> EXERCISE PROMPT
Search the entries below for the word "kind" and copy every line where it appears.

> DATASET EXTRACT
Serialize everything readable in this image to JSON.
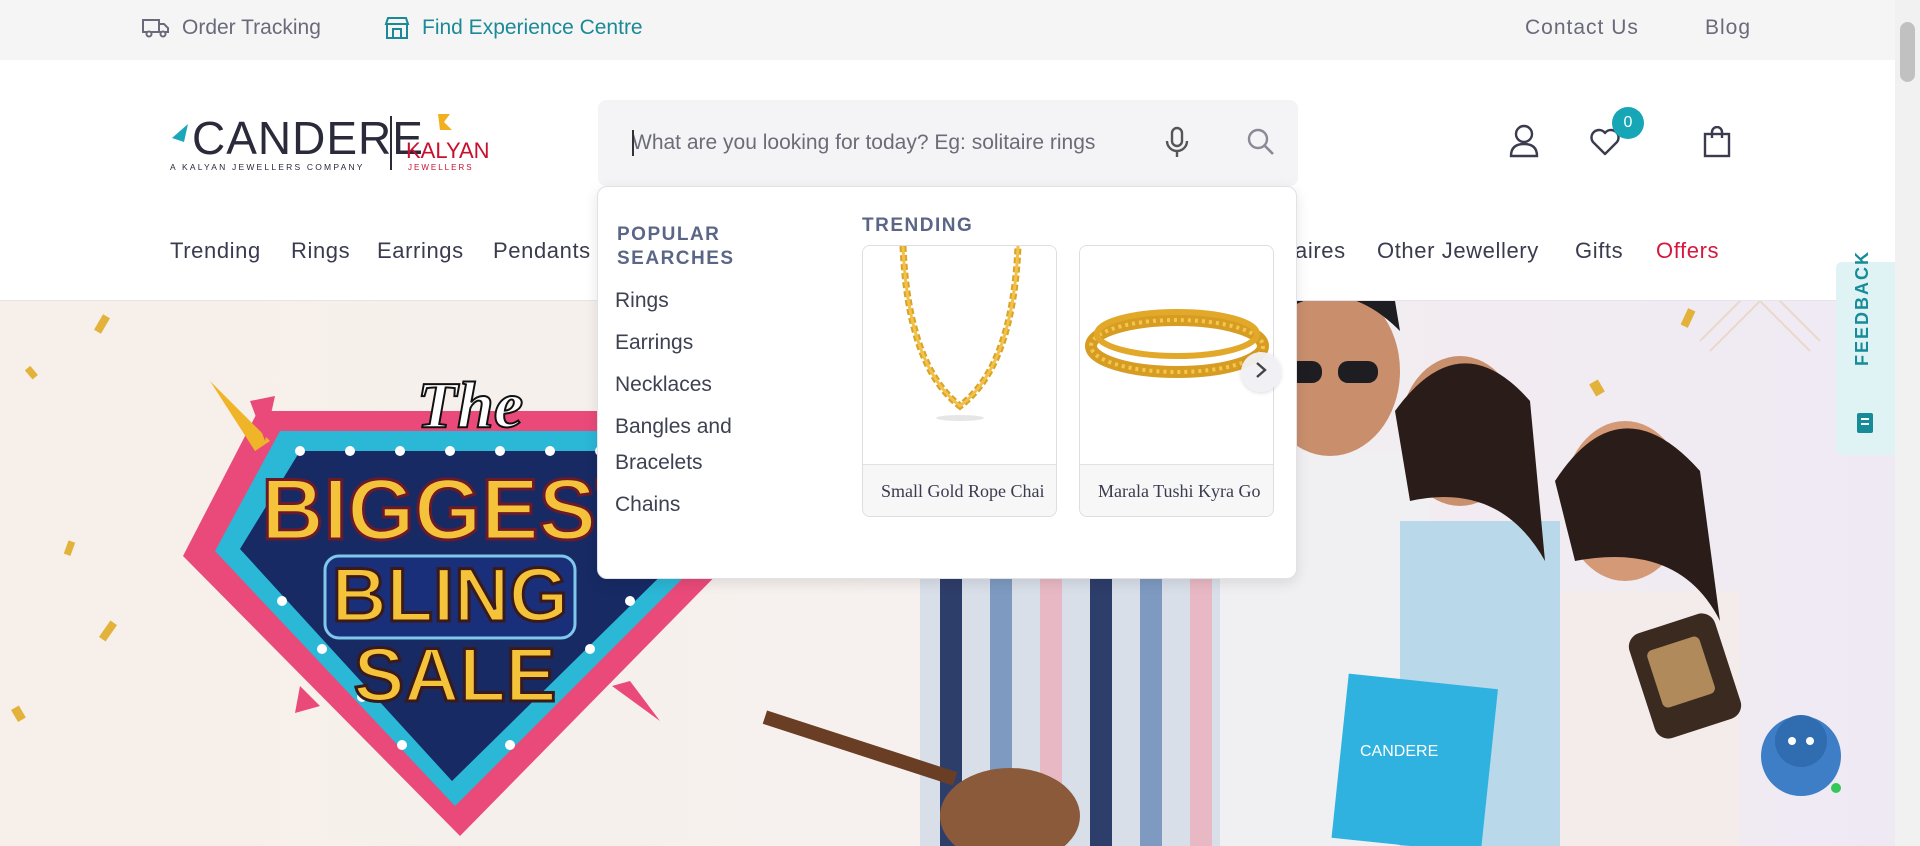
{
  "topbar": {
    "order_tracking": "Order Tracking",
    "experience_centre": "Find Experience Centre",
    "contact_us": "Contact Us",
    "blog": "Blog"
  },
  "logo": {
    "brand": "CANDERE",
    "tagline": "A KALYAN JEWELLERS COMPANY",
    "partner": "KALYAN",
    "partner_sub": "JEWELLERS"
  },
  "search": {
    "placeholder": "What are you looking for today? Eg: solitaire rings",
    "value": ""
  },
  "header": {
    "wishlist_count": "0"
  },
  "nav": {
    "items": [
      "Trending",
      "Rings",
      "Earrings",
      "Pendants",
      "aires",
      "Other Jewellery",
      "Gifts",
      "Offers"
    ]
  },
  "dropdown": {
    "popular_heading": "POPULAR SEARCHES",
    "popular_line1": "POPULAR",
    "popular_line2": "SEARCHES",
    "popular": [
      "Rings",
      "Earrings",
      "Necklaces",
      "Bangles and Bracelets",
      "Chains"
    ],
    "trending_heading": "TRENDING",
    "trending": [
      {
        "name": "Small Gold Rope Chai"
      },
      {
        "name": "Marala Tushi Kyra Go"
      }
    ]
  },
  "banner": {
    "line1": "The",
    "line2": "BIGGEST",
    "line3": "BLING",
    "line4": "SALE",
    "bag_brand": "CANDERE"
  },
  "feedback": {
    "label": "FEEDBACK"
  },
  "colors": {
    "accent": "#16a6b6",
    "offers": "#d6183f",
    "teal_link": "#1a8a96"
  }
}
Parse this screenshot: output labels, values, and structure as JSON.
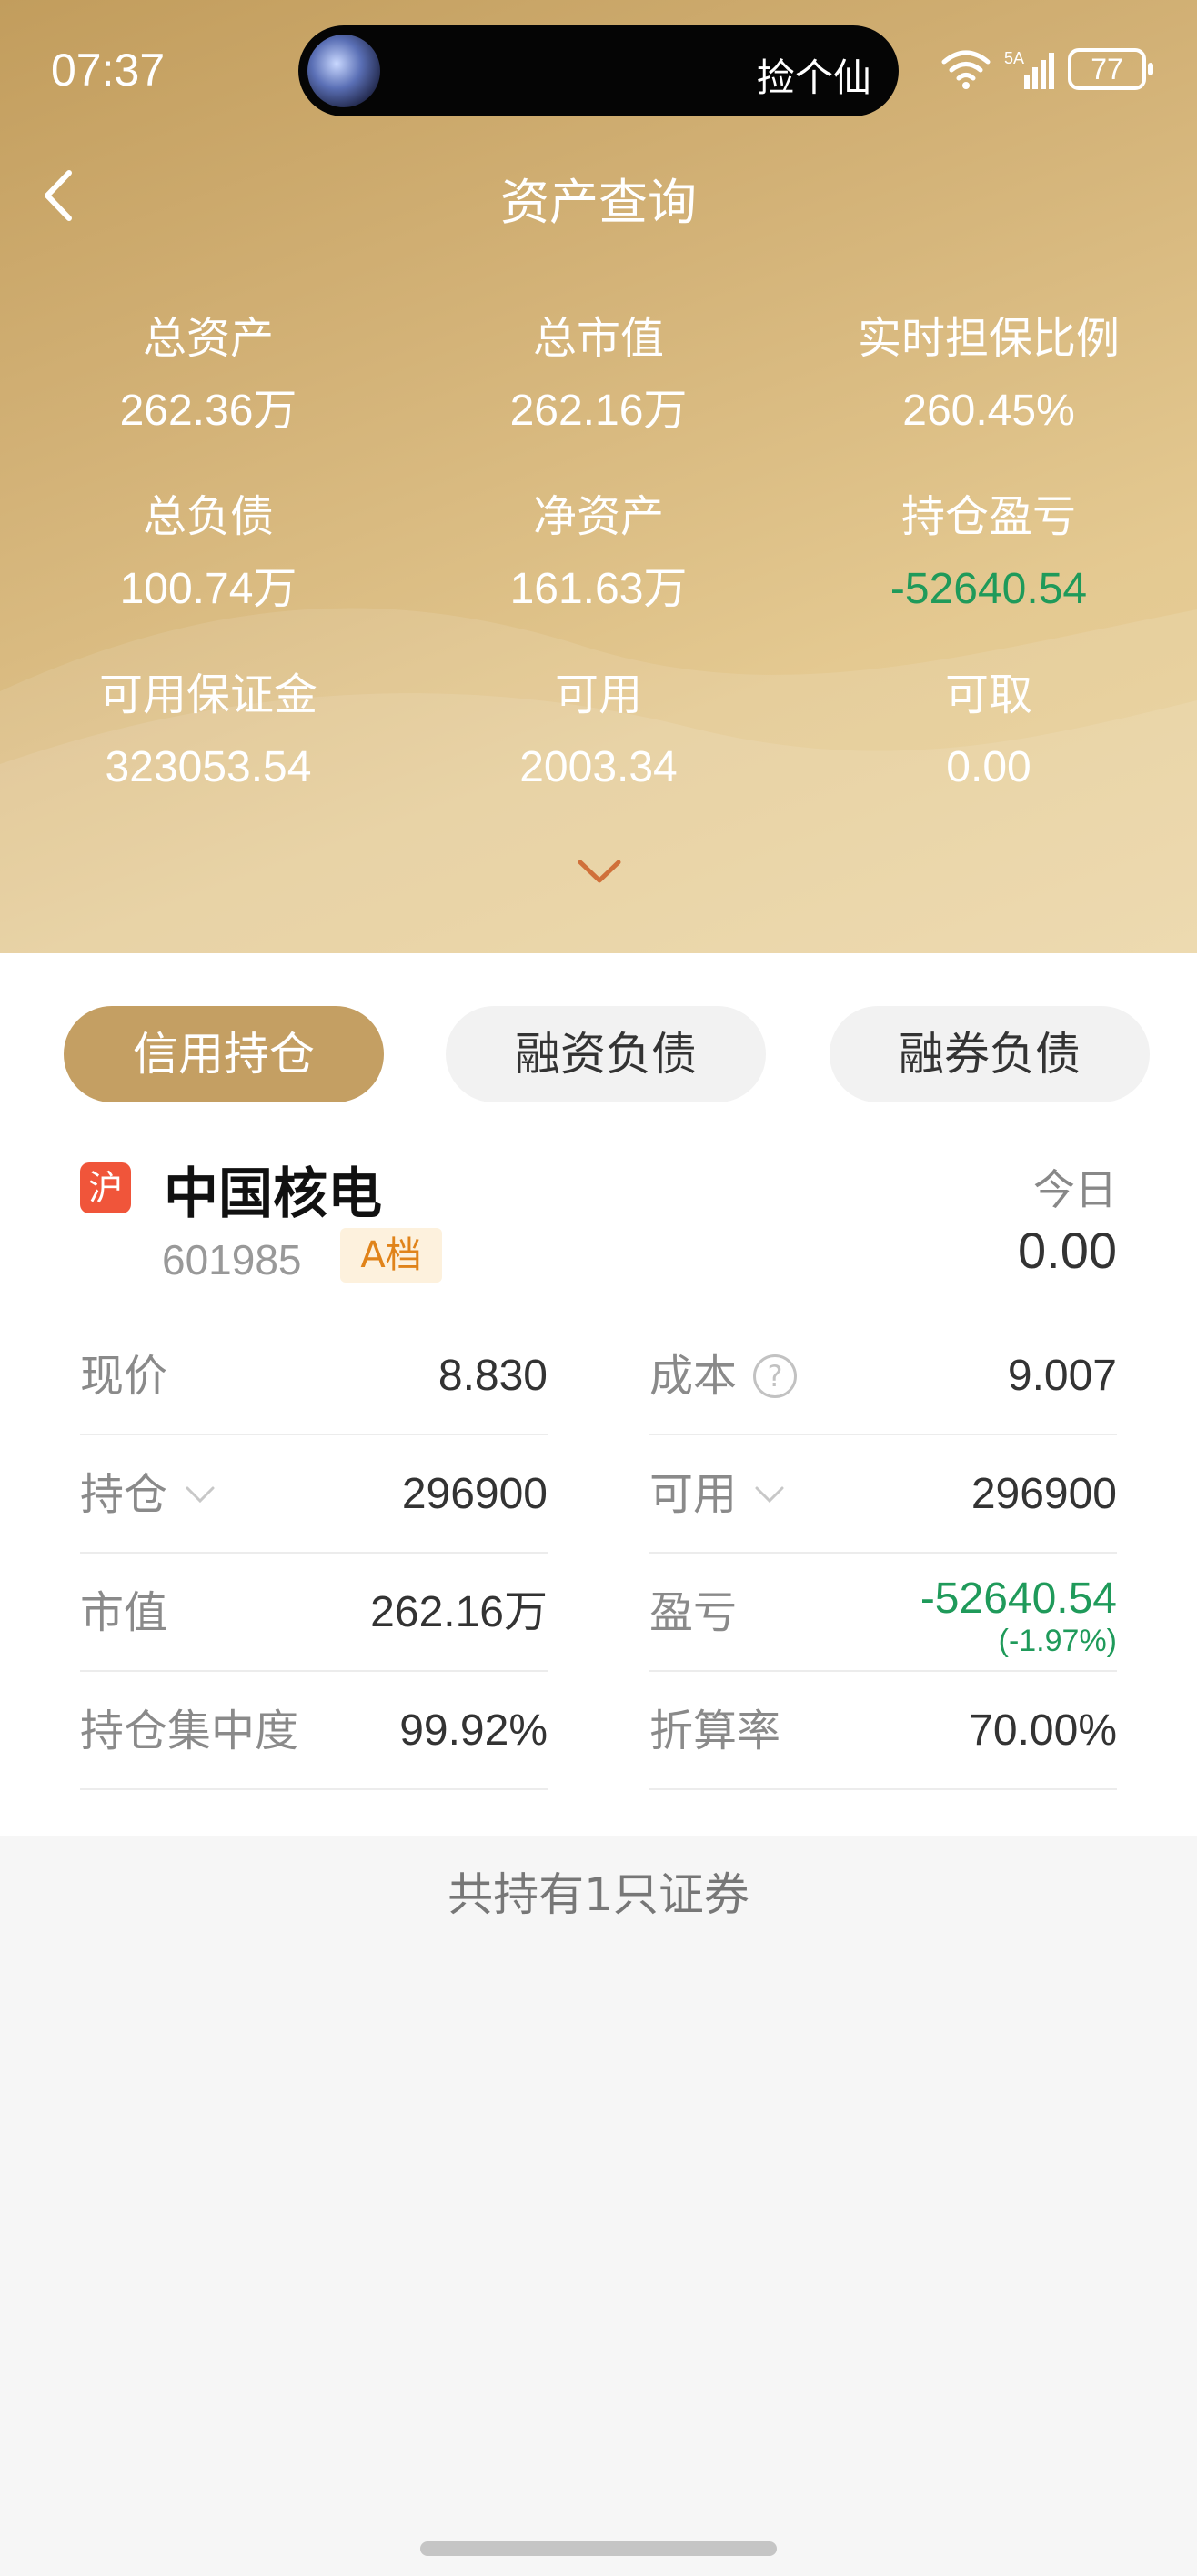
{
  "status_bar": {
    "time": "07:37",
    "island_text": "捡个仙",
    "battery": "77",
    "network": "5A"
  },
  "nav": {
    "title": "资产查询"
  },
  "stats": [
    {
      "label": "总资产",
      "value": "262.36万"
    },
    {
      "label": "总市值",
      "value": "262.16万"
    },
    {
      "label": "实时担保比例",
      "value": "260.45%"
    },
    {
      "label": "总负债",
      "value": "100.74万"
    },
    {
      "label": "净资产",
      "value": "161.63万"
    },
    {
      "label": "持仓盈亏",
      "value": "-52640.54"
    },
    {
      "label": "可用保证金",
      "value": "323053.54"
    },
    {
      "label": "可用",
      "value": "2003.34"
    },
    {
      "label": "可取",
      "value": "0.00"
    }
  ],
  "tabs": [
    {
      "label": "信用持仓",
      "active": true
    },
    {
      "label": "融资负债",
      "active": false
    },
    {
      "label": "融券负债",
      "active": false
    }
  ],
  "holding": {
    "exchange": "沪",
    "name": "中国核电",
    "code": "601985",
    "grade": "A档",
    "today_label": "今日",
    "today_value": "0.00",
    "fields": {
      "price": {
        "label": "现价",
        "value": "8.830"
      },
      "cost": {
        "label": "成本",
        "value": "9.007",
        "help": "?"
      },
      "position": {
        "label": "持仓",
        "value": "296900"
      },
      "available": {
        "label": "可用",
        "value": "296900"
      },
      "market_value": {
        "label": "市值",
        "value": "262.16万"
      },
      "pl": {
        "label": "盈亏",
        "value": "-52640.54",
        "percent": "(-1.97%)"
      },
      "concentration": {
        "label": "持仓集中度",
        "value": "99.92%"
      },
      "conversion": {
        "label": "折算率",
        "value": "70.00%"
      }
    }
  },
  "summary": "共持有1只证券",
  "colors": {
    "gold": "#c49f63",
    "loss_green": "#1f9a5a",
    "exchange_red": "#f0553a",
    "grade_orange": "#e0831a"
  }
}
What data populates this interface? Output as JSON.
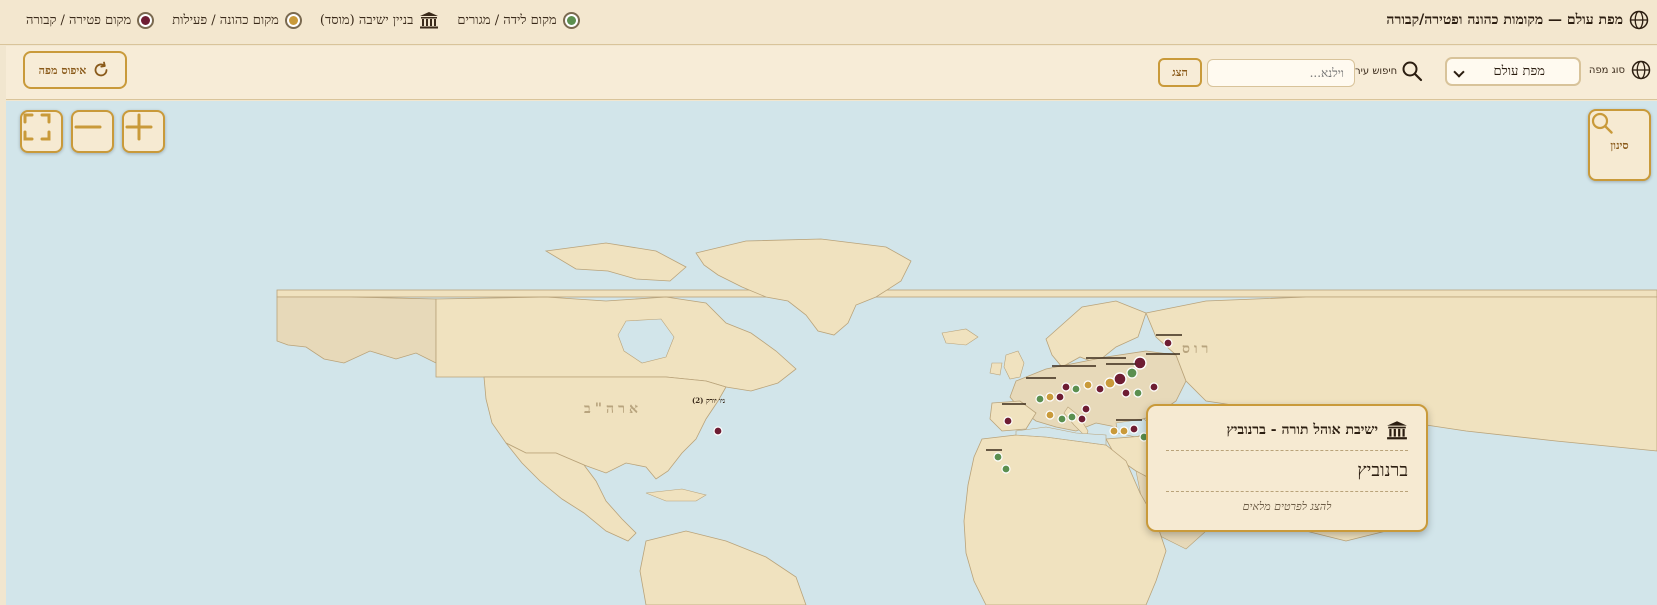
{
  "header": {
    "title": "מפת עולם — מקומות כהונה ופטירה/קבורה",
    "icon": "globe-icon",
    "legend": [
      {
        "label": "מקום לידה / מגורים",
        "kind": "birth",
        "color": "#5b8f4f"
      },
      {
        "label": "בניין ישיבה (מוסד)",
        "kind": "yeshiva",
        "icon": "building-icon"
      },
      {
        "label": "מקום כהונה / פעילות",
        "kind": "office",
        "color": "#c99a3a"
      },
      {
        "label": "מקום פטירה / קבורה",
        "kind": "death",
        "color": "#6e1d33"
      }
    ]
  },
  "toolbar": {
    "map_type_label": "סוג מפה",
    "map_type_value": "מפת עולם",
    "city_search_label": "חיפוש עיר",
    "search_placeholder": "וילנא...",
    "show_label": "הצג",
    "reset_label": "איפוס מפה"
  },
  "map": {
    "filter_label": "סינון",
    "region_labels": {
      "usa": "ארה\"ב",
      "russia": "רוס"
    },
    "usa_marker_label": "(2) ניו יורק",
    "colors": {
      "water": "#d2e5ea",
      "land": "#f0e2bf",
      "land_alt": "#e7d9b9",
      "border": "#b9a37a"
    }
  },
  "popup": {
    "title": "ישיבת אוהל תורה - ברנוביץ",
    "icon": "building-icon",
    "city": "ברנוביץ",
    "more_link": "להצג לפרטים מלאים"
  }
}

> EXERCISE RESPONSE
        "kind": "birth",
        "kind": "yeshiva",
        "kind": "office",
        "kind": "death",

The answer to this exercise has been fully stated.